Water damage due to no heat? A few things a landlord can do to effectively encourage tenants to turn on the heat and keep it on.
One of the most expensive and inconvenient truths about bitterly cold winters is resulting water damage due to the heat being turned off in apartments. I have come up with a few things a landlord can do to effectively encourage tenants to turn on the heat and keep it on, and perhaps also bolster the landlord-tenant relationship in the process.
If you’re a homeowner like I am, you understand how difficult it is to ensure that tenants keep their apartments heated during the winter months. The fact is, tenants are most likely trying to save money but may be unaware of the consequences of turning off the heat during cold snaps. Unfortunately, that awareness usually hits when they turn on the heat, the pipes burst, and water floods their apartments.

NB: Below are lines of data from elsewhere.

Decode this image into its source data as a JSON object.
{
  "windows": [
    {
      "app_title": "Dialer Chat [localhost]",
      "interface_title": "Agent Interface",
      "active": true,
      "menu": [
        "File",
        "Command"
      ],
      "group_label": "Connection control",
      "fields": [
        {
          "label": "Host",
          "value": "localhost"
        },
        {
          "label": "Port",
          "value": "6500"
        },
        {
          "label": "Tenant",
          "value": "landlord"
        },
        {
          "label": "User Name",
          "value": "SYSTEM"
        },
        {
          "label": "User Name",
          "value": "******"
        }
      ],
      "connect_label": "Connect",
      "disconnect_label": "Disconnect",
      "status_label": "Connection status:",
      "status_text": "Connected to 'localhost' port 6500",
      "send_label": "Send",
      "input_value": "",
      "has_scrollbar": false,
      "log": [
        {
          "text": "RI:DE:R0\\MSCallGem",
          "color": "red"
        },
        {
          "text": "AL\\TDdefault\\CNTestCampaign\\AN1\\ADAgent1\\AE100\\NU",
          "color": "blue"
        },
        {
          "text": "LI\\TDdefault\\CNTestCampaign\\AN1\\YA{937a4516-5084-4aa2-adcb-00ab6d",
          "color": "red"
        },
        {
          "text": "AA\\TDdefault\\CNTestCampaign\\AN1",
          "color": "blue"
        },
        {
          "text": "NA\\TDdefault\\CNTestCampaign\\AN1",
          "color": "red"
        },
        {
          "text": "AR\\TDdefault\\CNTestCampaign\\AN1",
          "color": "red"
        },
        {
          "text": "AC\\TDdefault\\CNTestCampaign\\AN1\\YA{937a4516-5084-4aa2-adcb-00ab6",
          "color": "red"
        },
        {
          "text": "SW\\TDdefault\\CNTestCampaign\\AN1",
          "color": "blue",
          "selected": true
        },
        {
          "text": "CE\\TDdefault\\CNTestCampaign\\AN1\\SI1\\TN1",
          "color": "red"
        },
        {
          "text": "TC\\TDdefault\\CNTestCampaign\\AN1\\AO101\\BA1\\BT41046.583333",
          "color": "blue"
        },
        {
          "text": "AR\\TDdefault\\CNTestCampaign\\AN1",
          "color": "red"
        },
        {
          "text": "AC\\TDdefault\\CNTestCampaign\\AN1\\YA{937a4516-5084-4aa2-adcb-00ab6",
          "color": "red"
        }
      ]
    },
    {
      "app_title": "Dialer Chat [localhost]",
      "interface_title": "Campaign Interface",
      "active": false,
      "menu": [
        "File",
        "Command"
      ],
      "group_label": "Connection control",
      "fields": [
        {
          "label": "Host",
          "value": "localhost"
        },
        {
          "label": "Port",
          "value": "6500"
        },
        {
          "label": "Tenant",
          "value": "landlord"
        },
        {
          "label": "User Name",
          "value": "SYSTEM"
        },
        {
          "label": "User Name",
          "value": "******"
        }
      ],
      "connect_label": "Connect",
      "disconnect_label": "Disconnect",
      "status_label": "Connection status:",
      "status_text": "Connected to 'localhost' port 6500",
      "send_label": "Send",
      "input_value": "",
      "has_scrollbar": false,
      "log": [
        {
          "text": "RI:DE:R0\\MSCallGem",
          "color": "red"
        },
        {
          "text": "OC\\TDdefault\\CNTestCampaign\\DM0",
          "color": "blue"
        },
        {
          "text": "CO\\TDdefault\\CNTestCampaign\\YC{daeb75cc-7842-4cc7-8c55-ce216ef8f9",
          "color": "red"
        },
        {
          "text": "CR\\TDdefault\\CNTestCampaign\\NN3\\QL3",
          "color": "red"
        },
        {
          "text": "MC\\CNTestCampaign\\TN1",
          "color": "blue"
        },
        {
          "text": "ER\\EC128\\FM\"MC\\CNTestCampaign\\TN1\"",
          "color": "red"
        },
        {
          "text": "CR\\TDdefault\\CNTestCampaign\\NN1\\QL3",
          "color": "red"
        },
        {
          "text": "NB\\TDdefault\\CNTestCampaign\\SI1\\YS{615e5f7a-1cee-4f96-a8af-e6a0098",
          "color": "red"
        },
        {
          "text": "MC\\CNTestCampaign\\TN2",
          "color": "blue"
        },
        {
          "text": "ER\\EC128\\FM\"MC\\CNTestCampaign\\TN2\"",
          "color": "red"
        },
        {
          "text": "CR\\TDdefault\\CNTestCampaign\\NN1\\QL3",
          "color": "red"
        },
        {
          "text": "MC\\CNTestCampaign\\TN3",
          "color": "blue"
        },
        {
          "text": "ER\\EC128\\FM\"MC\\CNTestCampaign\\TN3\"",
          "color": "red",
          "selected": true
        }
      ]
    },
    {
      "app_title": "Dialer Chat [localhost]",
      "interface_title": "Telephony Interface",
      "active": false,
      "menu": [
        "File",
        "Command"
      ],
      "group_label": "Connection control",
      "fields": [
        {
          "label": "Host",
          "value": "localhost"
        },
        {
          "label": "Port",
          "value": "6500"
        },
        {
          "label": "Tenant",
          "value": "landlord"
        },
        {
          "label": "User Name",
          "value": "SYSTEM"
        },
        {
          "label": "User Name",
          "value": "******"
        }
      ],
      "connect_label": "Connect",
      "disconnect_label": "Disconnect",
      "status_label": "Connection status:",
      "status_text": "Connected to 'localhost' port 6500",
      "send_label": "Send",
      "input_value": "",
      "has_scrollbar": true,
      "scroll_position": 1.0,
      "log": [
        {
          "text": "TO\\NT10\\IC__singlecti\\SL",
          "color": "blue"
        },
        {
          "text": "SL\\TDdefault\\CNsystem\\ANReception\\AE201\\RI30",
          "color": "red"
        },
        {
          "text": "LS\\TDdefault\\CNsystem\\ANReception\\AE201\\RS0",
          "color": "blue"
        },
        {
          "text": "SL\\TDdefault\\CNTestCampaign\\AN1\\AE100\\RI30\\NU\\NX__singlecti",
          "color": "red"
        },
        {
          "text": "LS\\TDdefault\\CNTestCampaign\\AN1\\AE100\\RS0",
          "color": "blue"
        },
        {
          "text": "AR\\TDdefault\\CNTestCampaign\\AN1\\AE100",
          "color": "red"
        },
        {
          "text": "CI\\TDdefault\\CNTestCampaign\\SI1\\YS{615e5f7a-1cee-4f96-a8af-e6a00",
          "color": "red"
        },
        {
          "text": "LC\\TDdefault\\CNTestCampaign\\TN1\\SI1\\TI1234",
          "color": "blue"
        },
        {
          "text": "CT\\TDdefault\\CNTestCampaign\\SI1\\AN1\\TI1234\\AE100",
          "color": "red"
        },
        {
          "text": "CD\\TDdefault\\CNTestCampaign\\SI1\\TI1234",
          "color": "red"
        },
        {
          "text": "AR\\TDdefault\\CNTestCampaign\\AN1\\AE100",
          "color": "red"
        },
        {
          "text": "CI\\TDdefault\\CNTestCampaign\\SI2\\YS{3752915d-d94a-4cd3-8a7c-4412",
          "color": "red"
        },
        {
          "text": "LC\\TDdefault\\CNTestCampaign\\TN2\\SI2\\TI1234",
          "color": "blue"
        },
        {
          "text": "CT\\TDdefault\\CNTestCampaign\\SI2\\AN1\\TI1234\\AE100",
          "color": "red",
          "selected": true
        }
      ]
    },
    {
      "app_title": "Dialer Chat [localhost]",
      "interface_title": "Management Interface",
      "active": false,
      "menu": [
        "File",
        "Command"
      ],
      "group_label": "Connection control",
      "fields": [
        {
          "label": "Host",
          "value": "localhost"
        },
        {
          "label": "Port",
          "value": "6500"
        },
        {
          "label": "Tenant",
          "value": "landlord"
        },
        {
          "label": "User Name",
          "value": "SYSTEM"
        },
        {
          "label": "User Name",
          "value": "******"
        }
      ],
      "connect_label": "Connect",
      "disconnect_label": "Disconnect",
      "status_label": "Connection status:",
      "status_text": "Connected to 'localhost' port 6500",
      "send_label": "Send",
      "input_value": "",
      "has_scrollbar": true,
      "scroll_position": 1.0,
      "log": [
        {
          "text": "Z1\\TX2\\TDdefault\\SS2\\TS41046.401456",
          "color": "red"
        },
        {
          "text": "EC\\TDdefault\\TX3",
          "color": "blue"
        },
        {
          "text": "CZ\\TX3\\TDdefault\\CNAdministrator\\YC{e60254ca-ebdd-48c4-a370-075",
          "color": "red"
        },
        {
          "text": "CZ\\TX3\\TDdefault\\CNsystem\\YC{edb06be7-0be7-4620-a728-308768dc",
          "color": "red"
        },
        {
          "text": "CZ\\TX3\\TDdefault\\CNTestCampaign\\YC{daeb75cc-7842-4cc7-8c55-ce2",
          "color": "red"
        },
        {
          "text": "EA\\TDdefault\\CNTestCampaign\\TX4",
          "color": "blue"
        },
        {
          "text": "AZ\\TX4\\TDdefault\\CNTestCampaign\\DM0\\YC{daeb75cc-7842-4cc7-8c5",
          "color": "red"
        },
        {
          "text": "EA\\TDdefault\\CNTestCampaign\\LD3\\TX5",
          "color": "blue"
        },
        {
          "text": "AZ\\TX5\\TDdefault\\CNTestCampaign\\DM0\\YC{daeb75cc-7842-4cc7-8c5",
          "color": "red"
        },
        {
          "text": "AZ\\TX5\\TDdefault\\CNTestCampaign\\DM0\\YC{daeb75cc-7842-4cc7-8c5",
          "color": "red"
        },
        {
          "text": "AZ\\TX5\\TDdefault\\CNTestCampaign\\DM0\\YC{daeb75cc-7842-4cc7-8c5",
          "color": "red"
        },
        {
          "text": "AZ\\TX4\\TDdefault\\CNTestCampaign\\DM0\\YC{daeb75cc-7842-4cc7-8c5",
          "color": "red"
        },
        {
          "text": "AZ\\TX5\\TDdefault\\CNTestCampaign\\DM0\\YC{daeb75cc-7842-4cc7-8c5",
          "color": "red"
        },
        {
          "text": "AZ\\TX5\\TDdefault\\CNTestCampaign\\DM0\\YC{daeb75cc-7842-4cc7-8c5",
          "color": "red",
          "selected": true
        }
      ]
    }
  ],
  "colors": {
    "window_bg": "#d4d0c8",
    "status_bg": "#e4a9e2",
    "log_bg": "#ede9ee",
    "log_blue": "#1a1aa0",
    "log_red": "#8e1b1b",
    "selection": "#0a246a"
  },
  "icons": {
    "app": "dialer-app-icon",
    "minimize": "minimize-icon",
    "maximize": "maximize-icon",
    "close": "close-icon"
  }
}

While insurance typically covers most claims for frozen pipes, it’s a hazardous situation for other tenants in the property, and even if the insurance company covers the repairs, there is a deductible threshold that must be met. While deductibles for two to three unit properties are in the $500 to $1000 range, deductibles for four to 200 units start from $5000 and go much higher. For example, a six unit that sustains water damage due to frozen pipes could sustain damages in the range of $5000 to $20,000. If that property carries a $5,000 deductible, the landlord is responsible for that amount.
Three things homeowners can do to encourage tenants to keep the heat on in their property:
During the winter season people spend more money on heat, and with temperatures dropping below zero for longer periods of time, the cost of heating homes is only rising. Homeowners might help tenants by offering $100 reduction in rent for two or three months. It’s a goodwill gesture that extends an understanding of possibly strained resources, and protects the property owner’s interests at the same time.
Send a reminder to tenants that they are responsible for maintaining the house at a minimum temperature, and if they’re going to be away for any reason to advise the landlord. Landlords could also add a typical clause in the rental agreement that requires tenants to heat their units.
Landlords might run more inspections to ensure thermostats are working properly, and that there are no existing leaks in the heating system. Furthermore, by having frequent inspections (scheduled while tenant is home) the landlord establishes a presence in the property maintenance, which tenants usually appreciate.